### Task directions:
What lines of the data hold the string "items"? Pull each one out.

### Information shown:
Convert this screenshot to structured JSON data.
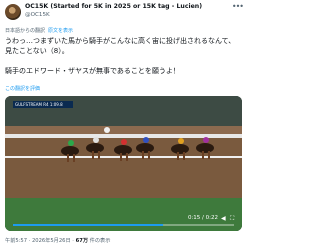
{
  "post": {
    "display_name": "OC15K (Started for 5K in 2025 or 15K tag - Lucien)",
    "handle": "@OC15K",
    "translate_note": "日本語からの翻訳",
    "translate_note_link": "原文を表示",
    "text_line1": "うわっ…つまずいた馬から騎手がこんなに高く宙に投げ出されるなんて、見たことない（8）。",
    "text_line2": "騎手のエドワード・ザヤスが無事であることを願うよ！",
    "translate_link": "この翻訳を評価",
    "video_time": "0:15 / 0:22",
    "scoreboard_text": "GULFSTREAM R4 1:09.8",
    "meta_time": "午前5:57 · 2026年5月26日 · ",
    "meta_views": "67万",
    "meta_views_suffix": " 件の表示"
  },
  "icons": {
    "more": "more-dots-icon",
    "mute": "volume-icon",
    "fullscreen": "fullscreen-icon"
  },
  "colors": {
    "link": "#1d9bf0",
    "muted": "#536471",
    "text": "#0f1419"
  }
}
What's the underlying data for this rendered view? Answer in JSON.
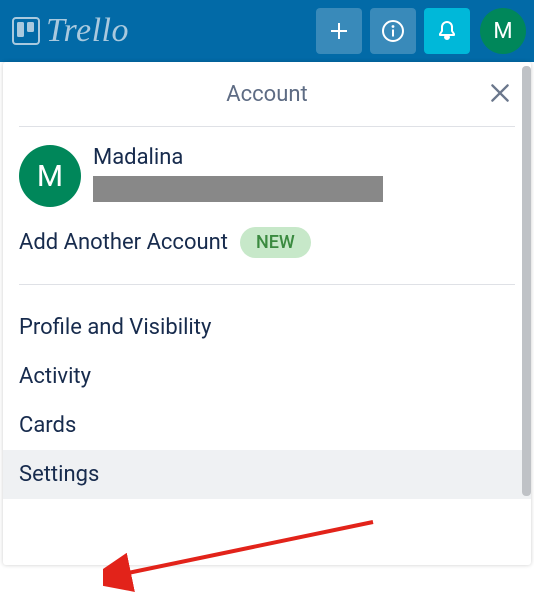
{
  "brand": {
    "name": "Trello"
  },
  "topbar": {
    "avatar_initial": "M"
  },
  "panel": {
    "title": "Account",
    "user": {
      "name": "Madalina",
      "avatar_initial": "M"
    },
    "add_account_label": "Add Another Account",
    "new_badge": "NEW",
    "menu": [
      {
        "label": "Profile and Visibility"
      },
      {
        "label": "Activity"
      },
      {
        "label": "Cards"
      },
      {
        "label": "Settings"
      }
    ]
  }
}
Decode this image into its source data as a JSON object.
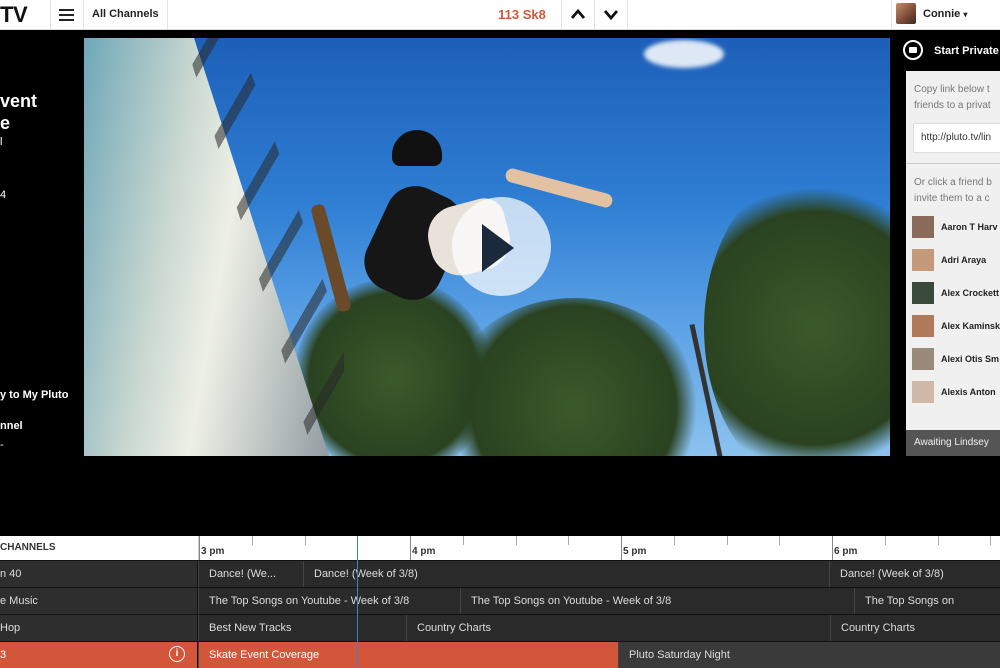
{
  "header": {
    "logo": "TV",
    "all_channels": "All Channels",
    "channel": "113 Sk8",
    "user_name": "Connie",
    "user_caret": "▾",
    "up_icon": "chevron-up-icon",
    "down_icon": "chevron-down-icon"
  },
  "info": {
    "title_line1": "vent",
    "title_line2": "e",
    "line3": "l",
    "line4": "4",
    "add_link": "y to My Pluto",
    "channel_link": "nnel",
    "dash": "-"
  },
  "private": {
    "title": "Start Private",
    "copy_line1": "Copy link below t",
    "copy_line2": "friends to a privat",
    "link": "http://pluto.tv/lin",
    "or_line1": "Or click a friend b",
    "or_line2": "invite them to a c",
    "friends": [
      "Aaron T Harv",
      "Adri Araya",
      "Alex Crockett",
      "Alex Kaminsk",
      "Alexi Otis Sm",
      "Alexis Anton"
    ],
    "friend_colors": [
      "#8a6a5a",
      "#c49a7a",
      "#3a4a3a",
      "#b07a5a",
      "#9a8a7a",
      "#d0b8a8"
    ],
    "footer": "Awaiting Lindsey"
  },
  "guide": {
    "header": "CHANNELS",
    "times": [
      "3 pm",
      "4 pm",
      "5 pm",
      "6 pm"
    ],
    "rows": [
      {
        "name": "n 40",
        "cells": [
          "Dance! (We...",
          "Dance! (Week of 3/8)",
          "Dance! (Week of 3/8)"
        ]
      },
      {
        "name": "e Music",
        "cells": [
          "The Top Songs on Youtube - Week of 3/8",
          "The Top Songs on Youtube - Week of 3/8",
          "The Top Songs on"
        ]
      },
      {
        "name": " Hop",
        "cells": [
          "Best New Tracks",
          "Country Charts",
          "Country Charts"
        ]
      },
      {
        "name": "3",
        "cells": [
          "Skate Event Coverage",
          "Pluto Saturday Night"
        ]
      }
    ]
  },
  "colors": {
    "accent": "#d4563a",
    "now_line": "#3d7fd0"
  }
}
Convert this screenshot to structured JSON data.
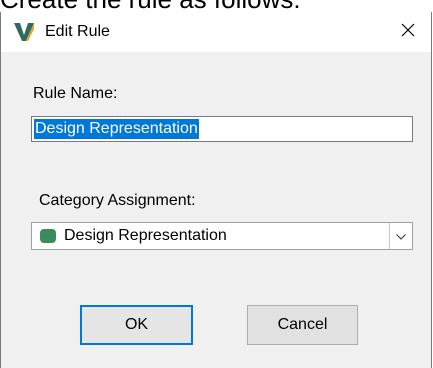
{
  "caption": "Create the rule as follows:",
  "dialog": {
    "title": "Edit Rule",
    "close_glyph": "×",
    "rule_name_label": "Rule Name:",
    "rule_name_value": "Design Representation",
    "category_label": "Category Assignment:",
    "category_value": "Design Representation",
    "category_color": "#3a8a5c",
    "ok_label": "OK",
    "cancel_label": "Cancel"
  },
  "icons": {
    "app": "vault-v-icon",
    "close": "close-icon",
    "dropdown": "chevron-down-icon"
  },
  "colors": {
    "accent": "#0078d7",
    "selection_text": "#ffffff"
  }
}
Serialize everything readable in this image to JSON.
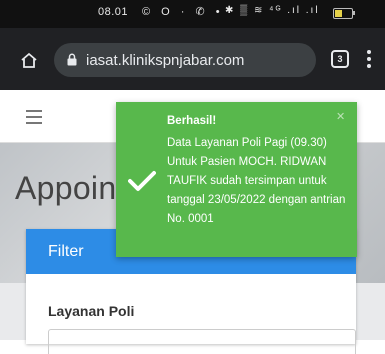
{
  "status_bar": {
    "time": "08.01",
    "left_icons": "© O · ✆ •",
    "right_icons": "✱ ▒ ≋ ⁴ᴳ .ıl .ıl"
  },
  "browser": {
    "url": "iasat.klinikspnjabar.com",
    "tab_count": "3"
  },
  "page": {
    "title": "Appointment",
    "filter_header": "Filter",
    "field_label": "Layanan Poli"
  },
  "toast": {
    "title": "Berhasil!",
    "close": "✕",
    "message": "Data Layanan Poli Pagi (09.30) Untuk Pasien MOCH. RIDWAN TAUFIK sudah tersimpan untuk tanggal 23/05/2022 dengan antrian No. 0001"
  },
  "colors": {
    "toast_bg": "#58b84c",
    "filter_header_bg": "#2d8ce6",
    "browser_bar_bg": "#202124"
  }
}
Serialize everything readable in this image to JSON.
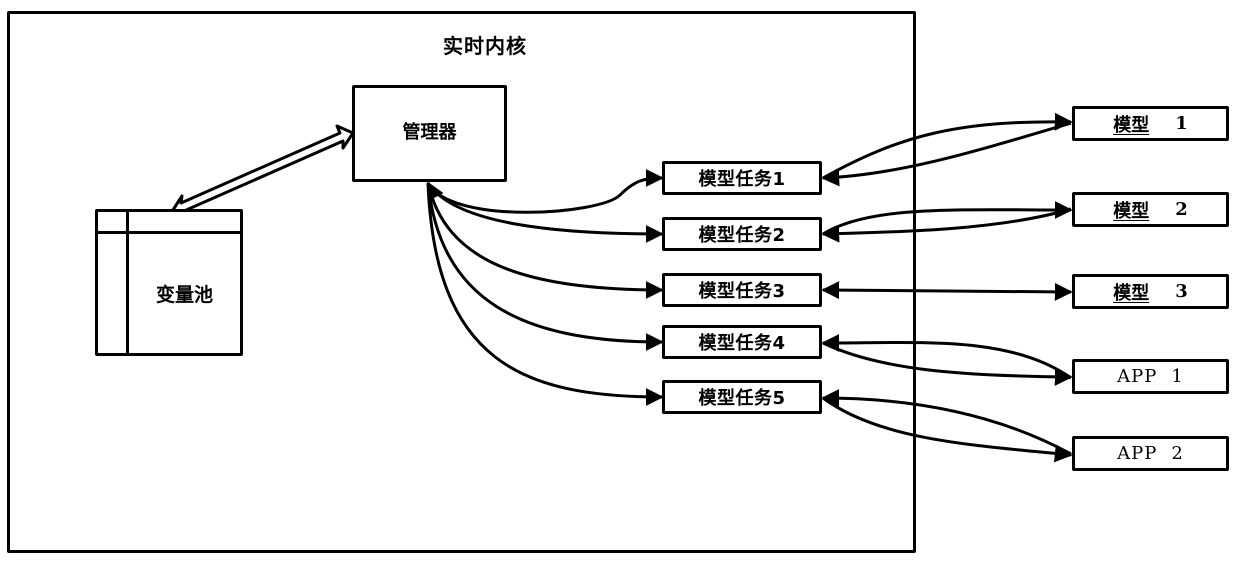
{
  "diagram": {
    "kernel": {
      "title": "实时内核"
    },
    "manager": {
      "label": "管理器"
    },
    "variable_pool": {
      "label": "变量池"
    },
    "tasks": [
      {
        "label": "模型任务1"
      },
      {
        "label": "模型任务2"
      },
      {
        "label": "模型任务3"
      },
      {
        "label": "模型任务4"
      },
      {
        "label": "模型任务5"
      }
    ],
    "targets": [
      {
        "name": "模型",
        "number": "1",
        "kind": "model"
      },
      {
        "name": "模型",
        "number": "2",
        "kind": "model"
      },
      {
        "name": "模型",
        "number": "3",
        "kind": "model"
      },
      {
        "name": "APP",
        "number": "1",
        "kind": "app"
      },
      {
        "name": "APP",
        "number": "2",
        "kind": "app"
      }
    ],
    "connections": [
      {
        "from": "variable_pool",
        "to": "manager",
        "style": "hollow-double-arrow"
      },
      {
        "from": "manager",
        "to": "模型任务1",
        "style": "bidirectional"
      },
      {
        "from": "manager",
        "to": "模型任务2",
        "style": "bidirectional"
      },
      {
        "from": "manager",
        "to": "模型任务3",
        "style": "bidirectional"
      },
      {
        "from": "manager",
        "to": "模型任务4",
        "style": "bidirectional"
      },
      {
        "from": "manager",
        "to": "模型任务5",
        "style": "bidirectional"
      },
      {
        "from": "模型任务1",
        "to": "模型 1",
        "style": "two-curves"
      },
      {
        "from": "模型任务2",
        "to": "模型 2",
        "style": "two-curves"
      },
      {
        "from": "模型任务3",
        "to": "模型 3",
        "style": "straight-double"
      },
      {
        "from": "模型任务4",
        "to": "APP 1",
        "style": "two-curves"
      },
      {
        "from": "模型任务5",
        "to": "APP 2",
        "style": "two-curves"
      }
    ]
  }
}
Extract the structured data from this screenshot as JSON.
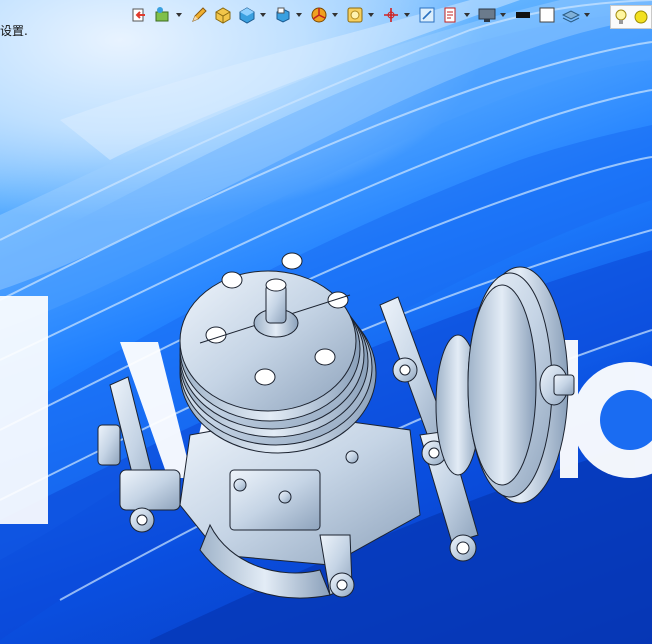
{
  "status": {
    "text": "设置."
  },
  "toolbar": {
    "buttons": [
      {
        "id": "exit-sketch",
        "icon": "exit-arrow-icon",
        "dropdown": false
      },
      {
        "id": "view-orient",
        "icon": "view-orientation-icon",
        "dropdown": true
      },
      {
        "id": "sketch-pencil",
        "icon": "pencil-icon",
        "dropdown": false
      },
      {
        "id": "section-view",
        "icon": "section-cube-icon",
        "dropdown": false
      },
      {
        "id": "display-style",
        "icon": "shaded-cube-icon",
        "dropdown": true
      },
      {
        "id": "hide-show",
        "icon": "hide-show-icon",
        "dropdown": true
      },
      {
        "id": "appearance",
        "icon": "appearance-pie-icon",
        "dropdown": true
      },
      {
        "id": "scene",
        "icon": "scene-icon",
        "dropdown": true
      },
      {
        "id": "triad",
        "icon": "triad-axes-icon",
        "dropdown": true
      },
      {
        "id": "zoom-fit",
        "icon": "zoom-fit-icon",
        "dropdown": false
      },
      {
        "id": "view-settings",
        "icon": "view-settings-icon",
        "dropdown": true
      },
      {
        "id": "monitor",
        "icon": "monitor-icon",
        "dropdown": true
      },
      {
        "id": "black-bar",
        "icon": "black-bar-icon",
        "dropdown": false
      },
      {
        "id": "frame",
        "icon": "frame-square-icon",
        "dropdown": false
      },
      {
        "id": "layers",
        "icon": "layers-icon",
        "dropdown": true
      }
    ],
    "end_icons": [
      "lightbulb-icon",
      "sun-icon"
    ]
  },
  "colors": {
    "accent": "#1f7fff",
    "model_fill": "#c8d6e6",
    "model_stroke": "#1c2330"
  }
}
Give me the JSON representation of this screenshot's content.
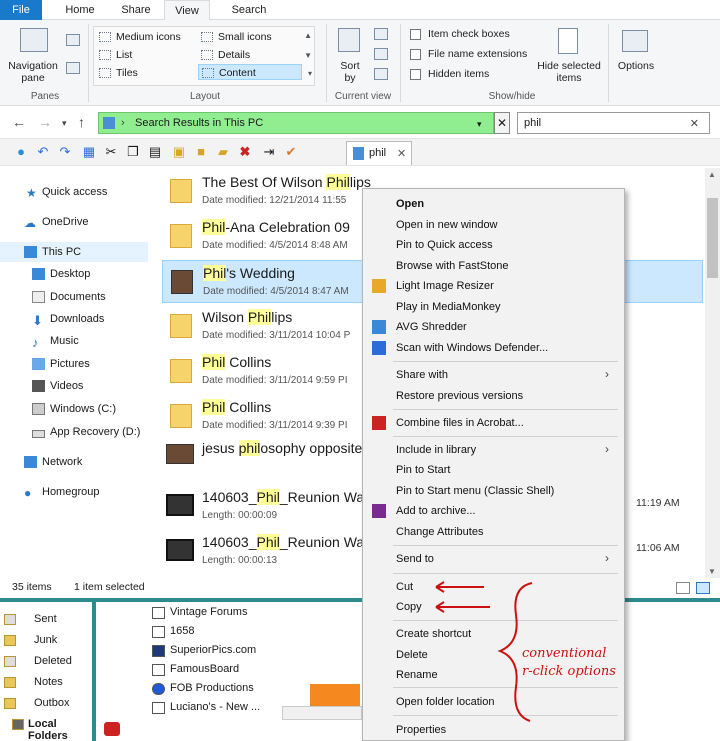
{
  "ribbon": {
    "tabs": [
      "File",
      "Home",
      "Share",
      "View",
      "Search"
    ],
    "panes": {
      "nav_pane": "Navigation pane",
      "label": "Panes"
    },
    "layout": {
      "items": [
        "Medium icons",
        "Small icons",
        "List",
        "Details",
        "Tiles",
        "Content"
      ],
      "selected": "Content",
      "label": "Layout"
    },
    "current_view": {
      "sort": "Sort by",
      "label": "Current view"
    },
    "show_hide": {
      "checks": [
        "Item check boxes",
        "File name extensions",
        "Hidden items"
      ],
      "hide_selected": "Hide selected items",
      "label": "Show/hide"
    },
    "options": "Options"
  },
  "address": {
    "path": "Search Results in This PC",
    "search_value": "phil"
  },
  "search_tab": "phil",
  "nav": {
    "items": [
      "Quick access",
      "OneDrive",
      "This PC",
      "Desktop",
      "Documents",
      "Downloads",
      "Music",
      "Pictures",
      "Videos",
      "Windows (C:)",
      "App Recovery (D:)",
      "Network",
      "Homegroup"
    ],
    "selected": "This PC"
  },
  "files": [
    {
      "pre": "The Best Of Wilson ",
      "hl": "Phil",
      "post": "lips",
      "meta": "Date modified: 12/21/2014 11:55",
      "time": "",
      "kind": "folder"
    },
    {
      "pre": "",
      "hl": "Phil",
      "post": "-Ana Celebration 09",
      "meta": "Date modified: 4/5/2014 8:48 AM",
      "time": "",
      "kind": "folder"
    },
    {
      "pre": "",
      "hl": "Phil",
      "post": "'s Wedding",
      "meta": "Date modified: 4/5/2014 8:47 AM",
      "time": "",
      "kind": "image"
    },
    {
      "pre": "Wilson ",
      "hl": "Phil",
      "post": "lips",
      "meta": "Date modified: 3/11/2014 10:04 P",
      "time": "",
      "kind": "folder"
    },
    {
      "pre": "",
      "hl": "Phil",
      "post": " Collins",
      "meta": "Date modified: 3/11/2014 9:59 PI",
      "time": "",
      "kind": "folder"
    },
    {
      "pre": "",
      "hl": "Phil",
      "post": " Collins",
      "meta": "Date modified: 3/11/2014 9:39 PI",
      "time": "",
      "kind": "folder"
    },
    {
      "pre": "jesus ",
      "hl": "phil",
      "post": "osophy opposite",
      "meta": "",
      "time": "",
      "kind": "image"
    },
    {
      "pre": "140603_",
      "hl": "Phil",
      "post": "_Reunion Wat",
      "meta": "Length: 00:00:09",
      "time": "11:19 AM",
      "kind": "video"
    },
    {
      "pre": "140603_",
      "hl": "Phil",
      "post": "_Reunion Wat",
      "meta": "Length: 00:00:13",
      "time": "11:06 AM",
      "kind": "video"
    }
  ],
  "status": {
    "count": "35 items",
    "selected": "1 item selected"
  },
  "mail": {
    "folders": [
      "Sent",
      "Junk",
      "Deleted",
      "Notes",
      "Outbox",
      "Local Folders"
    ],
    "sites": [
      "Vintage Forums",
      "1658",
      "SuperiorPics.com",
      "FamousBoard",
      "FOB Productions",
      "Luciano's - New ..."
    ]
  },
  "context_menu": {
    "items": [
      "Open",
      "Open in new window",
      "Pin to Quick access",
      "Browse with FastStone",
      "Light Image Resizer",
      "Play in MediaMonkey",
      "AVG Shredder",
      "Scan with Windows Defender...",
      "Share with",
      "Restore previous versions",
      "Combine files in Acrobat...",
      "Include in library",
      "Pin to Start",
      "Pin to Start menu (Classic Shell)",
      "Add to archive...",
      "Change Attributes",
      "Send to",
      "Cut",
      "Copy",
      "Create shortcut",
      "Delete",
      "Rename",
      "Open folder location",
      "Properties"
    ]
  },
  "annotation": {
    "line1": "conventional",
    "line2": "r-click options"
  },
  "colors": {
    "accent": "#1979ca",
    "address_bg": "#90ee90",
    "highlight": "#ffff99",
    "selection": "#cce8ff",
    "annotation": "#cc1111",
    "divider": "#2e8b8b"
  }
}
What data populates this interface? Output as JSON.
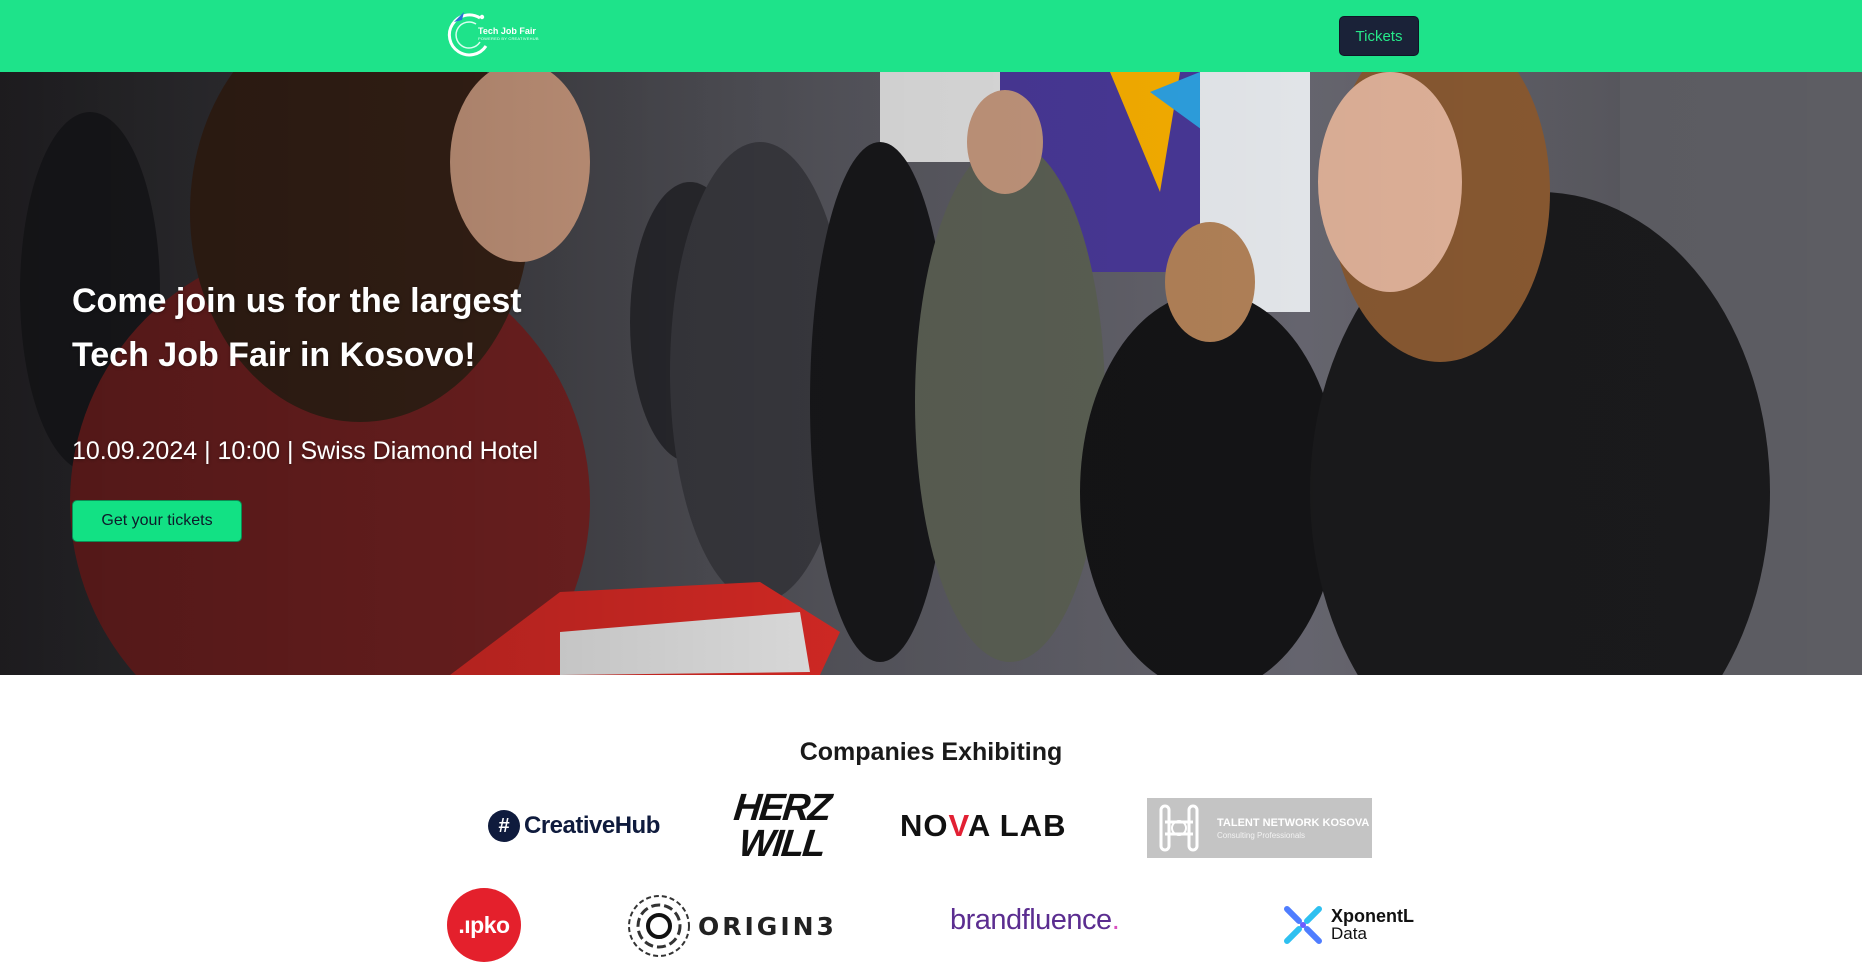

### Completed exercise:
      "items": [
        "Hidden items"
      "hide_selected": "Hide selected items",
    "items": [
    "count": "35 items",
    "items": [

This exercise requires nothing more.